> **AVAILABLE RECORDS**:
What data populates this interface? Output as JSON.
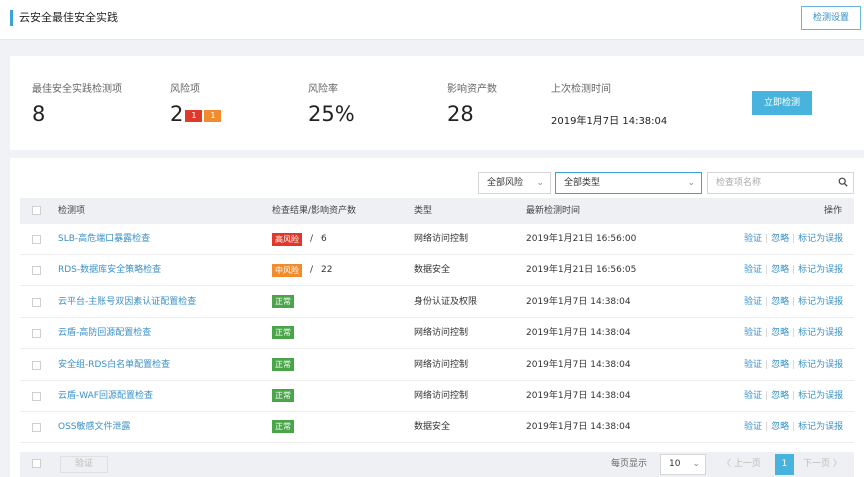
{
  "header": {
    "title": "云安全最佳安全实践",
    "settings_label": "检测设置"
  },
  "stats": {
    "items_label": "最佳安全实践检测项",
    "items_value": "8",
    "risk_label": "风险项",
    "risk_value": "2",
    "risk_high_badge": "1",
    "risk_mid_badge": "1",
    "rate_label": "风险率",
    "rate_value": "25%",
    "assets_label": "影响资产数",
    "assets_value": "28",
    "last_label": "上次检测时间",
    "last_value": "2019年1月7日 14:38:04",
    "check_now_label": "立即检测"
  },
  "filters": {
    "risk": "全部风险",
    "type": "全部类型",
    "search_placeholder": "检查项名称"
  },
  "table": {
    "headers": {
      "item": "检测项",
      "result": "检查结果/影响资产数",
      "type": "类型",
      "time": "最新检测时间",
      "ops": "操作"
    },
    "actions": {
      "verify": "验证",
      "ignore": "忽略",
      "mark": "标记为误报"
    },
    "rows": [
      {
        "name": "SLB-高危端口暴露检查",
        "status": "高风险",
        "count": "6",
        "type": "网络访问控制",
        "time": "2019年1月21日 16:56:00"
      },
      {
        "name": "RDS-数据库安全策略检查",
        "status": "中风险",
        "count": "22",
        "type": "数据安全",
        "time": "2019年1月21日 16:56:05"
      },
      {
        "name": "云平台-主账号双因素认证配置检查",
        "status": "正常",
        "count": "",
        "type": "身份认证及权限",
        "time": "2019年1月7日 14:38:04"
      },
      {
        "name": "云盾-高防回源配置检查",
        "status": "正常",
        "count": "",
        "type": "网络访问控制",
        "time": "2019年1月7日 14:38:04"
      },
      {
        "name": "安全组-RDS白名单配置检查",
        "status": "正常",
        "count": "",
        "type": "网络访问控制",
        "time": "2019年1月7日 14:38:04"
      },
      {
        "name": "云盾-WAF回源配置检查",
        "status": "正常",
        "count": "",
        "type": "网络访问控制",
        "time": "2019年1月7日 14:38:04"
      },
      {
        "name": "OSS敏感文件泄露",
        "status": "正常",
        "count": "",
        "type": "数据安全",
        "time": "2019年1月7日 14:38:04"
      }
    ]
  },
  "footer": {
    "verify_label": "验证",
    "per_page_label": "每页显示",
    "per_page_value": "10",
    "prev_label": "〈 上一页",
    "current_page": "1",
    "next_label": "下一页 〉"
  },
  "colors": {
    "high": "#e0392b",
    "mid": "#f08c2e",
    "normal": "#4aa54a",
    "accent": "#48b4dd"
  },
  "icons": [
    "search-icon",
    "chevron-down-icon",
    "checkbox-icon"
  ]
}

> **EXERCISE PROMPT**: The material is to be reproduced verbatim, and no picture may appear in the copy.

> **RESULT**:
What data populates this interface? Output as JSON.
{
  "header": {
    "title": "云安全最佳安全实践",
    "settings_label": "检测设置"
  },
  "stats": {
    "items_label": "最佳安全实践检测项",
    "items_value": "8",
    "risk_label": "风险项",
    "risk_value": "2",
    "risk_high_badge": "1",
    "risk_mid_badge": "1",
    "rate_label": "风险率",
    "rate_value": "25%",
    "assets_label": "影响资产数",
    "assets_value": "28",
    "last_label": "上次检测时间",
    "last_value": "2019年1月7日 14:38:04",
    "check_now_label": "立即检测"
  },
  "filters": {
    "risk": "全部风险",
    "type": "全部类型",
    "search_placeholder": "检查项名称"
  },
  "table": {
    "headers": {
      "item": "检测项",
      "result": "检查结果/影响资产数",
      "type": "类型",
      "time": "最新检测时间",
      "ops": "操作"
    },
    "actions": {
      "verify": "验证",
      "ignore": "忽略",
      "mark": "标记为误报"
    },
    "rows": [
      {
        "name": "SLB-高危端口暴露检查",
        "status": "高风险",
        "count": "6",
        "type": "网络访问控制",
        "time": "2019年1月21日 16:56:00"
      },
      {
        "name": "RDS-数据库安全策略检查",
        "status": "中风险",
        "count": "22",
        "type": "数据安全",
        "time": "2019年1月21日 16:56:05"
      },
      {
        "name": "云平台-主账号双因素认证配置检查",
        "status": "正常",
        "count": "",
        "type": "身份认证及权限",
        "time": "2019年1月7日 14:38:04"
      },
      {
        "name": "云盾-高防回源配置检查",
        "status": "正常",
        "count": "",
        "type": "网络访问控制",
        "time": "2019年1月7日 14:38:04"
      },
      {
        "name": "安全组-RDS白名单配置检查",
        "status": "正常",
        "count": "",
        "type": "网络访问控制",
        "time": "2019年1月7日 14:38:04"
      },
      {
        "name": "云盾-WAF回源配置检查",
        "status": "正常",
        "count": "",
        "type": "网络访问控制",
        "time": "2019年1月7日 14:38:04"
      },
      {
        "name": "OSS敏感文件泄露",
        "status": "正常",
        "count": "",
        "type": "数据安全",
        "time": "2019年1月7日 14:38:04"
      }
    ]
  },
  "footer": {
    "verify_label": "验证",
    "per_page_label": "每页显示",
    "per_page_value": "10",
    "prev_label": "〈 上一页",
    "current_page": "1",
    "next_label": "下一页 〉"
  },
  "colors": {
    "high": "#e0392b",
    "mid": "#f08c2e",
    "normal": "#4aa54a",
    "accent": "#48b4dd"
  },
  "icons": [
    "search-icon",
    "chevron-down-icon",
    "checkbox-icon"
  ]
}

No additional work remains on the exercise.